My notes from Roberta Conner’s presentation at the inaugural TEDx Portland presentation.
Director Tamastslikt Cultural Institute
- The name my grandmother gave me when I was 13 references a time when the glaciers were melting, and the land was flooding.
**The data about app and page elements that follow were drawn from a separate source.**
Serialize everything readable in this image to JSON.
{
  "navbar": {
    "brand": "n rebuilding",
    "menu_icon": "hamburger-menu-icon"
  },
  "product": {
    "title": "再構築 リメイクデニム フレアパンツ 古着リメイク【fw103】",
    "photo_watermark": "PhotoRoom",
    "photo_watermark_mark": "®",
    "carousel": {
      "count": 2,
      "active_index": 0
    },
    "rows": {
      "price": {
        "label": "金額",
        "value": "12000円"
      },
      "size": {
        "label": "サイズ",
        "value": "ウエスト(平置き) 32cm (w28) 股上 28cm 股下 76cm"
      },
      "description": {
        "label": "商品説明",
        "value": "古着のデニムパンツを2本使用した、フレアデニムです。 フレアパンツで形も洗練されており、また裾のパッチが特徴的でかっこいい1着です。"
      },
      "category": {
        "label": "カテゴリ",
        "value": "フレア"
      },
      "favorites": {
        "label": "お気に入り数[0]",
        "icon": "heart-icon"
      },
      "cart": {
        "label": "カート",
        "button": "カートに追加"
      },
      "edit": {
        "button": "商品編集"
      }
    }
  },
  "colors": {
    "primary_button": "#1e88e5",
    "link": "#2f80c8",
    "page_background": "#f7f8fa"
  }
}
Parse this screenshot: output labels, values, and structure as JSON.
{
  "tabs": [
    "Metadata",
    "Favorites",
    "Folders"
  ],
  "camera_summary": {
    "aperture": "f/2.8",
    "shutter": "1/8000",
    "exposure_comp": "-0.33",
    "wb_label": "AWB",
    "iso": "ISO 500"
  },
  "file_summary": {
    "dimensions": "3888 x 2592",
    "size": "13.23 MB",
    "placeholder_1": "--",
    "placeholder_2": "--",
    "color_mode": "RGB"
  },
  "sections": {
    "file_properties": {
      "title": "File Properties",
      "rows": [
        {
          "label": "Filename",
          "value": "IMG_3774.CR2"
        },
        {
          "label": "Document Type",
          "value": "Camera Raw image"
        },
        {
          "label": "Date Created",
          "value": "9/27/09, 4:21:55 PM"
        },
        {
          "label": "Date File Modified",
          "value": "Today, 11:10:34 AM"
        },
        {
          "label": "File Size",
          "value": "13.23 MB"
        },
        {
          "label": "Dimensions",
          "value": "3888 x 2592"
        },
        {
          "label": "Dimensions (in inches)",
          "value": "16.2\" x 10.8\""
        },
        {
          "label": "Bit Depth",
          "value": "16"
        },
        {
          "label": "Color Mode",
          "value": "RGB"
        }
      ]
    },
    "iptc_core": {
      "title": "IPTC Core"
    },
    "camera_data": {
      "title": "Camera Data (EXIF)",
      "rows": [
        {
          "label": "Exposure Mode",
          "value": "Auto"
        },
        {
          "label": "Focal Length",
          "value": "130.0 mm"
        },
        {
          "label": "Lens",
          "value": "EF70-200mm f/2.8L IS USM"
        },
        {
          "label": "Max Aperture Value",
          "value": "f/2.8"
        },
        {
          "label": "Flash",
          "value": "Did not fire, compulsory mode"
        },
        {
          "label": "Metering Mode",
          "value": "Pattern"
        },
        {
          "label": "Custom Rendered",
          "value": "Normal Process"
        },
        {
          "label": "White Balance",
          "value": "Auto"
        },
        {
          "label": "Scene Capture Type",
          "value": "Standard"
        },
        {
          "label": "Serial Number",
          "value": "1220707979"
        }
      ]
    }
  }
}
It’s an old name.
- 100 years ago my grandmother was standing on the banks
- take care of your body.
- bears eat berries, birds eat berries, you are not the only consumer of these berries.
- all things must be in balance: man and woman, day and night, abundance and scarcity.
- when things are out of balance, you can tell. there will be more scarcity for some. you can tell when there is too much testosterone or estrogen in a room.
- we are laying to rest the elders who learned languages as children, as opposed to those who are learning it today in the classroom.
- we humans don’t make the earth turn, or the moon shine. we are humble.
- indigenous cultures who are trying to keep their cultures alive are trying to protect an enormous database of ecological information that can protect us.
- we know things like where there are condor habitat, that scientists don’t know.
- there is no world for wilderness in our language because all places are known. all places are some indigenous tribes home.
- culture and language teach us that we are not the most important thing. we are not in charge of the wildlife or animals.
- the places with the lowest economic development have the greatest wildlife. the industrial revolution passed those places by. this is good. all things in balance.
- indigenous names and languages help us maintain our store of knowledge. it is not meant to leave anyone out.
- scientists and indigenous speakers need each other.
- living in a place for thousand and thousands are empirical and longitudinal. it’s not double blind, but we know what a place’s carrying capacity is. we know what happens when a place is overhunted or overpopulated.
- we know that roads don’t belong in river bottoms. we know that garbage and pollution cannot accumulate.
- live as though your ancestors thousands of years from now will live in your backyard.